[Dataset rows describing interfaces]
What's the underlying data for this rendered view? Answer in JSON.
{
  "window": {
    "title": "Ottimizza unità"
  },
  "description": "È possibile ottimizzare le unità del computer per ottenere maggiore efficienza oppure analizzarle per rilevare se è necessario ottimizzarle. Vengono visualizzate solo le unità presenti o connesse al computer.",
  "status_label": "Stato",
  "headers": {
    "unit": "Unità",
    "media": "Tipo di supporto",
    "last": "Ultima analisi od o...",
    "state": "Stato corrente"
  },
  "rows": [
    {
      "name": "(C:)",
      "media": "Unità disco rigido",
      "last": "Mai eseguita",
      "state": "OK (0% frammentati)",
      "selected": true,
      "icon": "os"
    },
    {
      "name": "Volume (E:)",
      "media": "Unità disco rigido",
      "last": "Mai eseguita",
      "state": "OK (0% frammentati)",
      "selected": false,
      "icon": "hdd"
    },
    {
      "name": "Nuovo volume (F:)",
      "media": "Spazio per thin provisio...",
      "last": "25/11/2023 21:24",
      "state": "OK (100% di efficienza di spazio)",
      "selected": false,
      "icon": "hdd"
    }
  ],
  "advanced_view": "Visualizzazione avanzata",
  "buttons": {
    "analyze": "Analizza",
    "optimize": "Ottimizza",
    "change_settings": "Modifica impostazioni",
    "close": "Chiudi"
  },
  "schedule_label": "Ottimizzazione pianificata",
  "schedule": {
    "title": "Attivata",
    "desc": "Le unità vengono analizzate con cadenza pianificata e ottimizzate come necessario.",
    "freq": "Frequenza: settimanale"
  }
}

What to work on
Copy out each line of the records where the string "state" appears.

Exercise response
    "state": "Stato corrente"
      "state": "OK (0% frammentati)",
      "state": "OK (0% frammentati)",
      "state": "OK (100% di efficienza di spazio)",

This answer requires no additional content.